Hoping to make a splash, the Sabres signed Leino to a six-year, $27-million deal before 2011-12. Buffalo got exactly 10 goals and 46 points in 137 games over three seasons, as Leino did not even net a goal in 2013-14. The Sabres, well below the salary cap, decided to pay Leino $7.33 million over six years to wipe out the winger’s deal.

8. Mike Ribeiro, Arizona Coyotes
Ribeiro’s four-year, $22-million contract was among the Coyotes’ first under new ownership. His $11.6-million buyout over six years is the club’s first under the Arizona Coyotes moniker. Ribeiro was brought in to aid a slumping offensive club, but he actually managed more points in Washington in a 48-game season (49) than he did in an 82-game season in the desert (47).

7. Christian Ehrhoff, Buffalo Sabres
After posting a 50-point season in the Vancouver Canucks’ run to the Stanley Cup Final in 2011, Ehrhoff signed a 10-year deal with the Sabres. As Buffalo moved to a youth movement in 2014, it bought out the 32-year-old defenceman with its second compliance buyout — $12 million over the next 14 years. Ehrhoff quickly signed to the Pittsburgh Penguins as a free agent.

6. Mikhail Grabovski, Toronto Maple Leafs
The Leafs forward had the right brand of skill and truculence during the Brian Burke era in Toronto, and consecutive 50-point seasons earned Grabovski a five-year, $27.5-million deal after the 2011-12 season. Grabovski gained just 18 points in 55 games — including all seven playoff games in 2012-13 — and was bought out for $14.33 million over eight years.

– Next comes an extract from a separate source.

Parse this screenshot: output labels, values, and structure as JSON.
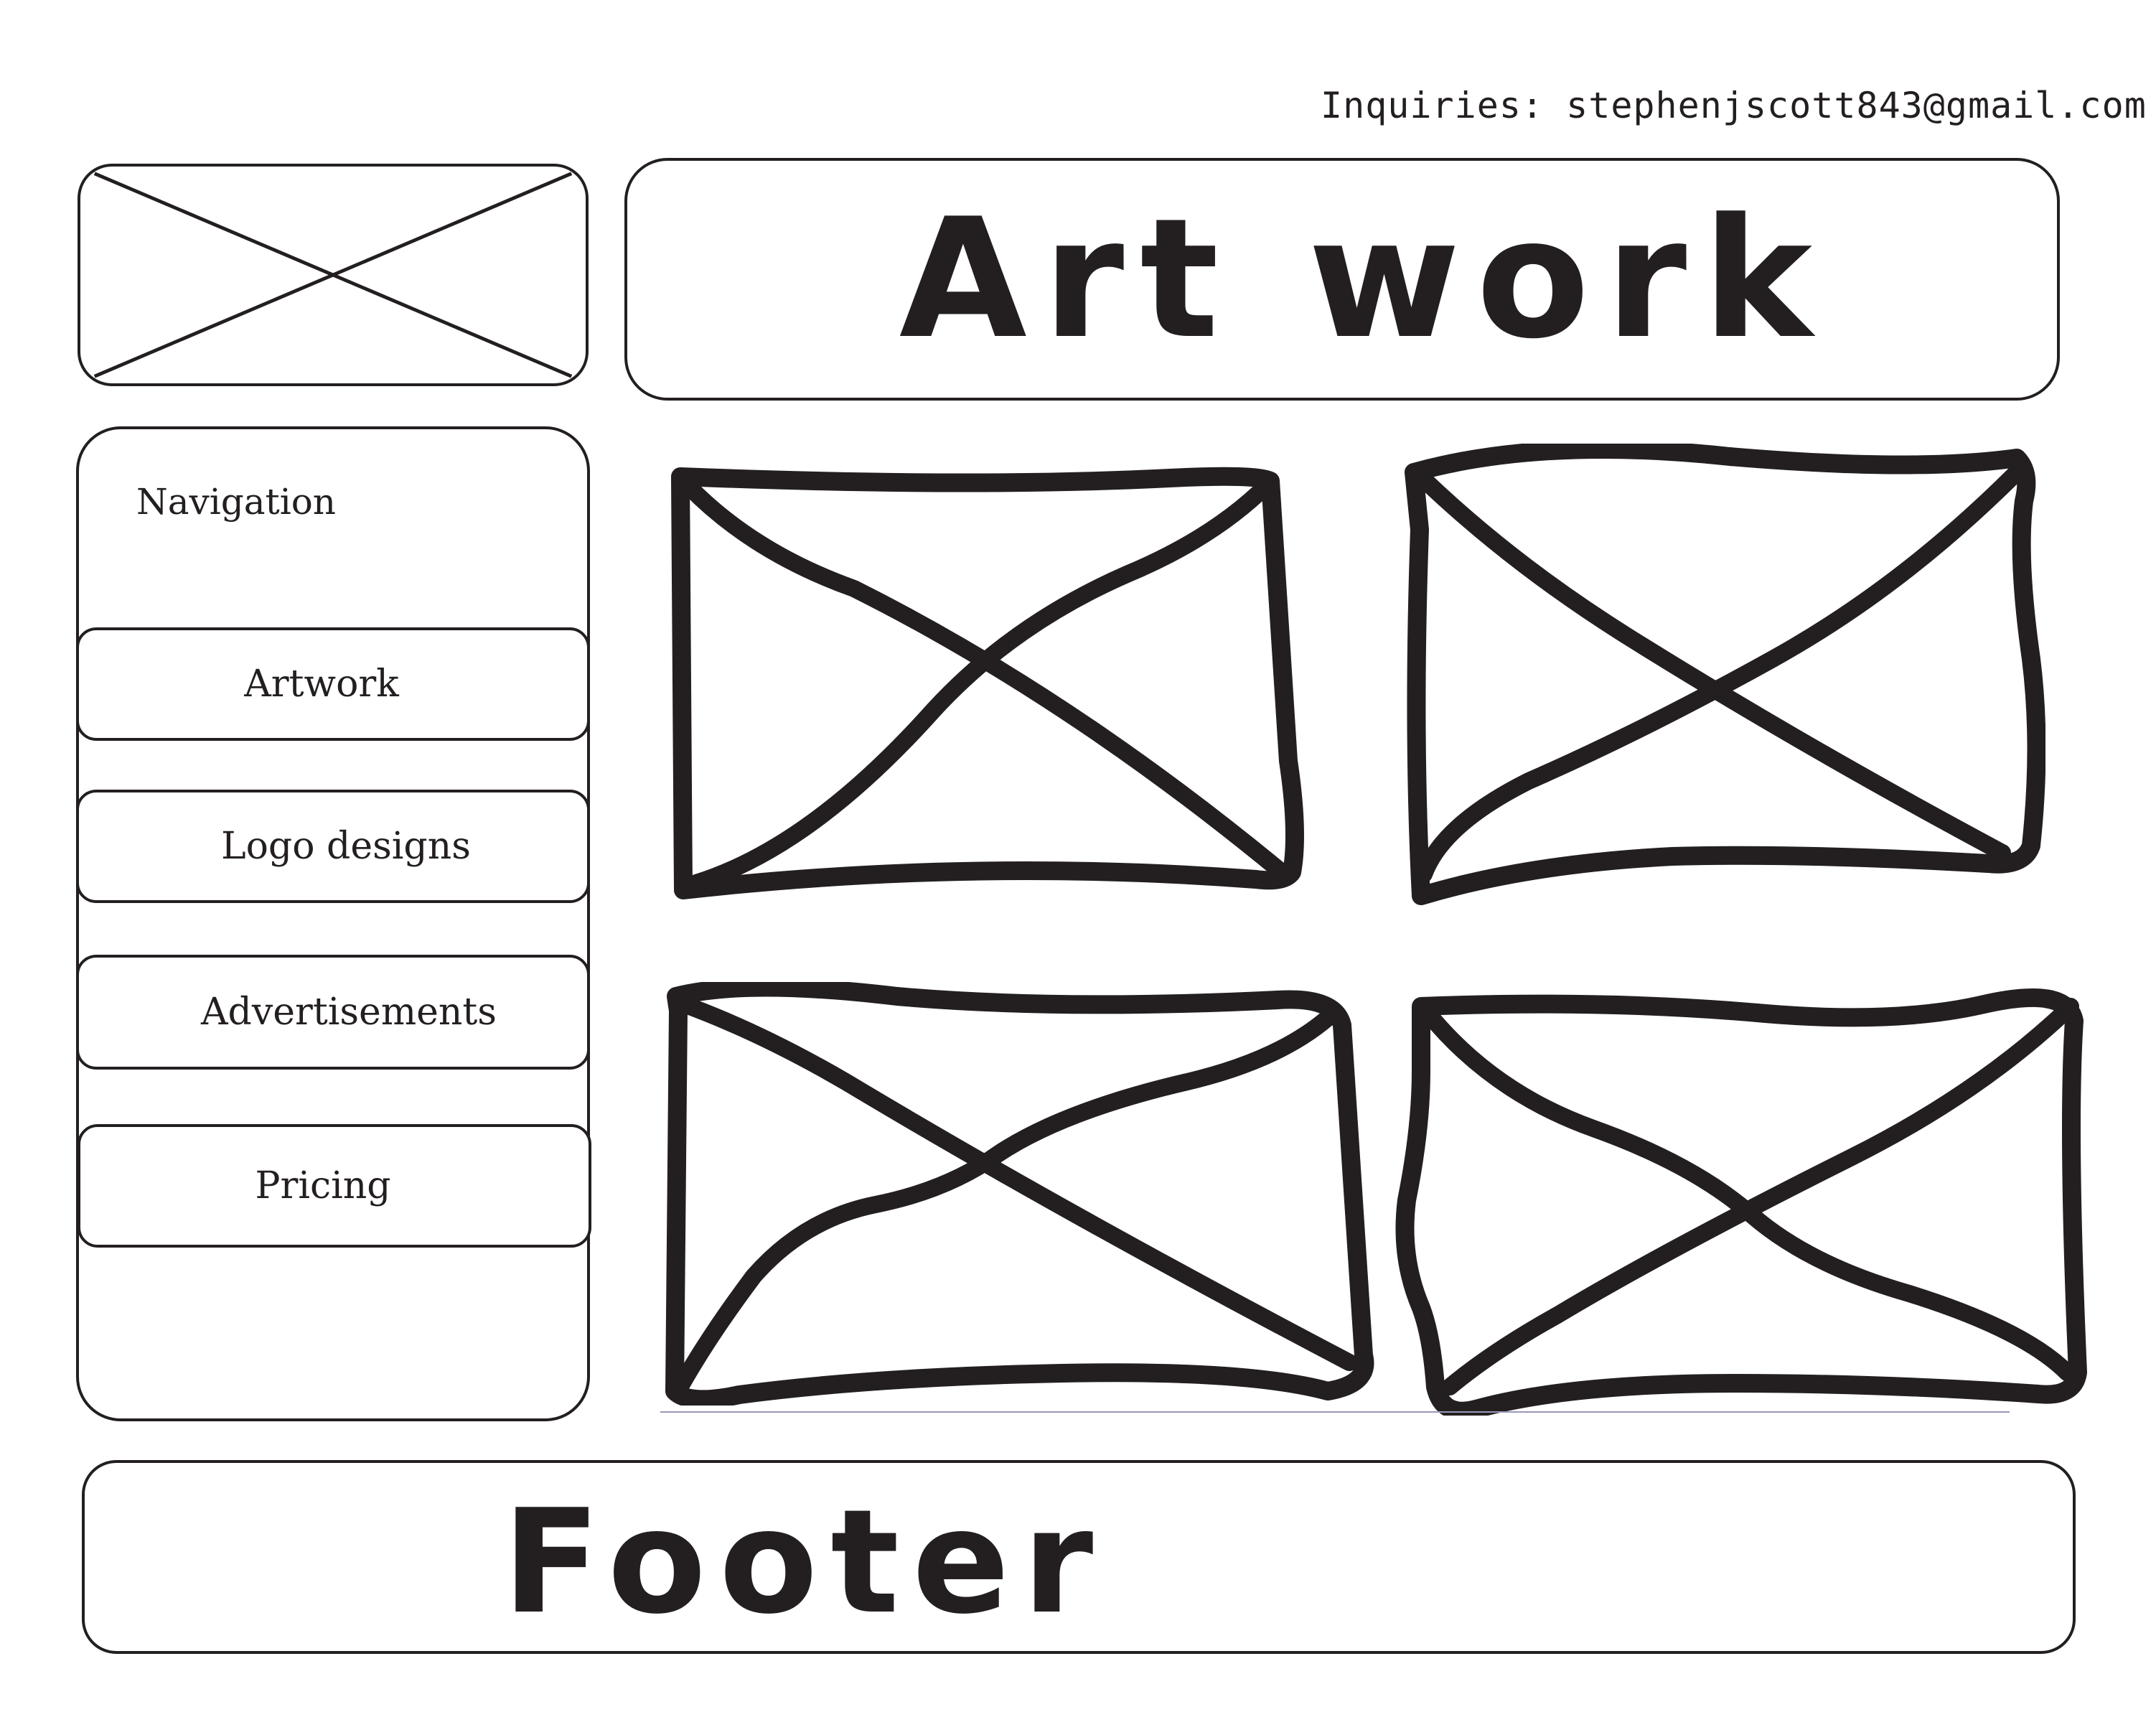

5. Alexei Yashin, New York Islanders
Mike Milbury, the genius, decided it’d be a cracking idea to sign Yashin to a 10-year, $87.5-million contract after trading Zdeno Chara (yes, that Zdeno Chara), Bill Muckalt and the draft pick that became Jason Spezza for the Russian superstar. Yashin never scored more than 32 goals or recorded more than 75 points with the Isles and was subsequently bought out for $17.6 million over eight years after the 2007 season. Yashin will still be on New York’s payroll in 2014-15. And that still looks sane compared to…

4. Brad Richards, New York Rangers
It was a mild surprise when Richards was not bought out last summer after his dreadful playoff performance. However, this year the guillotine fell hard on the former Conn Smythe Trophy winner’s nine-year, $60-million deal. Despite significant talk of his revival this season, Richards’ regular-season numbers were worse than last year’s — his point-per-game totals have dropped every season since 2009-10. He ended up on the Rangers’ fourth line by the Stanley Cup Final. It was only a matter of time. Richards will be 46 when he stops receiving checks from the Rangers, who are out of compliance buyouts.

3. Ilya Bryzgalov, Philadelphia Flyers
Bryz, who was a stalwart in Phoenix, signed a nine-year, $51-million deal with Philadelphia and played decently in 2011-12, winning 33 games and backstopping Philly to the playoffs. However, the wheels came off in 2013, as Bryzgalov posted just a .900 save percentage and a 2.79 goals-against average. Philadelphia will pay Bryzgalov $23 million over 14 years to keep him from acting like a space cadet in a Flyers uniform. Do the math: he’ll be on Philadelphia’s payroll until 2028.

2. Rick DiPietro, Islanders
Dipietro’s contract spawned the mid-2000s mega contracts — though to be fair, DP’s deal was 15 years, $67.5 million with a $4.5 million salary every season. DiPietro spent 10 seasons with the Isles and signed his contract before the 2006-07 season. He led the Isles to the playoffs that year, but various injuries limited him to just 50 games over the final five seasons of his deal before New York bought him out after the 2013 season. DiPietro will make $24 million over 16 seasons until the 2028-29 season, which means his Islanders tenure will span 28 seasons.

1. Vincent Lecavalier, Tampa Bay Lightning
The franchise’s captain, all-time leader in games, goals and shots was told after the 2013 season that his services would no longer be required. Lecavalier signed an 11-year, $85-million deal with the Lightning before 2009-10, then just four seasons — and a trip to the conference finals — later, he was a victim of a compliance buyout. Lecavalier caught on with the Flyers, signing a five-year deal last summer, but the forward will be on the Lightning’s payroll until he is 47.